August Bookend

Yes, I am back to being derelict with my monthly Bookends. But this time, I have a good excuse! … Not really. Wow, I’m so trash. It’s embarrassing that it took me this long to get this monthly bookend up, but here it goes. Plus, August was a month of trials (lawyer joke!) and tribulations,…

A Place for Us

I have a friend who doesn’t like sad movies. Once, he and I had a debate about the acting-driven film Fences, which I thought was a masterpiece that surely should have won the Oscar for Best Picture that year…but he didn’t like, because it was sad. Well, it sure as fuck wasn’t a happy movie. But…

Binti & Binti Home
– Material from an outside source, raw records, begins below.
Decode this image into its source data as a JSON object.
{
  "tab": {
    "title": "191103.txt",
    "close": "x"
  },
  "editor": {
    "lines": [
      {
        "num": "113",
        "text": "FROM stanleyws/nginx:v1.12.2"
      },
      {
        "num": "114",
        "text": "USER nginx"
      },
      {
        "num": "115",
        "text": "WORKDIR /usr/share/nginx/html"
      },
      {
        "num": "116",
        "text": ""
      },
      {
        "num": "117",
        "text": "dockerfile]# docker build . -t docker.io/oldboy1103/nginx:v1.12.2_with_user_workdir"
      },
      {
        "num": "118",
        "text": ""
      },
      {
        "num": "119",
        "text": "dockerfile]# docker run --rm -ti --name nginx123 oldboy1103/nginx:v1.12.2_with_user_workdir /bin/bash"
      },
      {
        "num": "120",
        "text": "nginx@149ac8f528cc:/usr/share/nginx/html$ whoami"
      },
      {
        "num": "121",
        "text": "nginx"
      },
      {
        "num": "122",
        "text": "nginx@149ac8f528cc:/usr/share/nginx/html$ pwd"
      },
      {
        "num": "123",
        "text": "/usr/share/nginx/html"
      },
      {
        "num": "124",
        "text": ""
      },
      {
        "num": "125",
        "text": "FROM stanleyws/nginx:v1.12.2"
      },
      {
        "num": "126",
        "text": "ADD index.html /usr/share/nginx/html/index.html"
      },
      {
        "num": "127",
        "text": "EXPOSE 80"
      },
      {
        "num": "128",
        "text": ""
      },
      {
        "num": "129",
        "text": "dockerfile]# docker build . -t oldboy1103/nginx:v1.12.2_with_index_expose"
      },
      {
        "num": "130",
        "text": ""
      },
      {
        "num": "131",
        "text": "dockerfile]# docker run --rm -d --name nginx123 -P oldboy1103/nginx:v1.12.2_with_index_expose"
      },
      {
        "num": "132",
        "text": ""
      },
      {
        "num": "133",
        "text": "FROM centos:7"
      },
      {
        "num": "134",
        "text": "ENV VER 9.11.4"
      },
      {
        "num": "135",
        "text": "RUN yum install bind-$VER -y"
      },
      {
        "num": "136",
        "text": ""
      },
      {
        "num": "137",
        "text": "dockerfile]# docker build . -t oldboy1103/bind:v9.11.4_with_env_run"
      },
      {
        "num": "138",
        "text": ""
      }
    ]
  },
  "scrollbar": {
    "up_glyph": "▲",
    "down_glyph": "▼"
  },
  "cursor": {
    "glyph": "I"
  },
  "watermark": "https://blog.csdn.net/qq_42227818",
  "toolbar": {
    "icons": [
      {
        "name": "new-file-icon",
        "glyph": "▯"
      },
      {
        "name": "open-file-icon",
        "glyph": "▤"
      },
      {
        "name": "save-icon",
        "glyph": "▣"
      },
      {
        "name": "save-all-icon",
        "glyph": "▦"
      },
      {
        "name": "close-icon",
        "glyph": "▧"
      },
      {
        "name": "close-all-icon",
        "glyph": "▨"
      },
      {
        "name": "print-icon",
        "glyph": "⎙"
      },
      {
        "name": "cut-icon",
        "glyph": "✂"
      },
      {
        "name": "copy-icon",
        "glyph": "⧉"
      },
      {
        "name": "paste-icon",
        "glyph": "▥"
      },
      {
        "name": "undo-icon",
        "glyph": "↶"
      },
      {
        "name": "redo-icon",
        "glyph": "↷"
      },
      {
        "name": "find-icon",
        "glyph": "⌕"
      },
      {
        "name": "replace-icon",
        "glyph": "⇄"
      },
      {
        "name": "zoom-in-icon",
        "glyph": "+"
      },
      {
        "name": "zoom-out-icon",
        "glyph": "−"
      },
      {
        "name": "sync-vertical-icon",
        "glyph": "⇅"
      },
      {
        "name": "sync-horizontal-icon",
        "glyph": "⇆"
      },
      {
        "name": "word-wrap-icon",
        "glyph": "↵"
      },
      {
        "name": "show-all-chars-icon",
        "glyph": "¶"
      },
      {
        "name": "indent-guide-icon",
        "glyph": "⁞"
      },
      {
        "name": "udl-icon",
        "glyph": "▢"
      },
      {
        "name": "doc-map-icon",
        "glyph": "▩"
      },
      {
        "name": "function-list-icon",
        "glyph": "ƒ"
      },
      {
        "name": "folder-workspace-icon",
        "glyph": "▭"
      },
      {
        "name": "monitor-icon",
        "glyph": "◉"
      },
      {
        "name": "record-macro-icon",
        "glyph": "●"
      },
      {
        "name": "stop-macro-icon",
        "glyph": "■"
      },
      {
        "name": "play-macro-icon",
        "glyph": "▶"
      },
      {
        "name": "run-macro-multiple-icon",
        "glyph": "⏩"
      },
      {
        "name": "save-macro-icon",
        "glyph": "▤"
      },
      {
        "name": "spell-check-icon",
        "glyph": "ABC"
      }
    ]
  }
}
Earlier this year, I started on my journey into the mind of Nnedi Okorafor with Book of Phoenix. That journey continued last month with Binti and Binti Home. Binti, the main character, is a Himba person from Earth who journeys, against the wishes of her family, off Earth to attend the ultra-prestigious Oomza university. Oomza…

Crazy Rich Asians Trilogy

Now that summer is over (lies!), I’m finally ready to reflect on my “summer reading.” By far the most fun part of my summer reading was the Crazy Rich Asians trilogy by Kevin Kwan. And it was capped off with the release of the Crazy Rich Asians film, which dropped last month! Can you say: So,…

Drown

I’ve been around the block long enough to know that everything I read is colored by the way I see the author. And I can’t look at Junot Díaz the same after the stream of stories regarding his behavior toward women erupted this year. He had long been one of my favorite authors, and while…

July Bookend

After having a slower June, July was a busier month for me readingwise. I finished the mammoth classic, The Fountainhead, which I undertook to read at the end of last month (and that is long overdue back to the library) out of sheer curiosity. What a doozy! I also finished the Crazy Rich Asians Trilogy…

The J to Halsey Street

I grew up being bounced up to my grandparents’ house in Bedstuy almost every summer from my southern homes spread between Savannah, GA and Montgomery, AL. Every trip was a shock of people, heat, cars, towers, bodegas, stoops, and family. My grandparents bought their brownstone thirty years ago, and since then have watched the world…

What We Lose

We lose a lot. A helluva lot. We all have…or will, at some point in our lives. Once you get to be a certain age, people start to die. The generations above us slowly make way for us. Sometimes they prepare us for the transition, and sometimes we are caught off-guard. The fact of death…

Ayn Rand and the Cult of Objectivism

I marinated for a while on The Fountainhead by Ayn Rand, but I couldn’t get much by the way of a written post out of it because…well, I can’t write a side eye onto this page. So, I decided to make a video review of this one. Objectivism, the ideology espoused in The Fountainhead and…

Barracoon

There is something tragic about Zora Neal Hurston’s new(ish) book, Barracoon, and it isn’t written in the text. It was released earlier this year, after languishing in the vaults of unpublished works for almost 70 years. That fact tells you everything you need to know about how this country values folks of African descent and…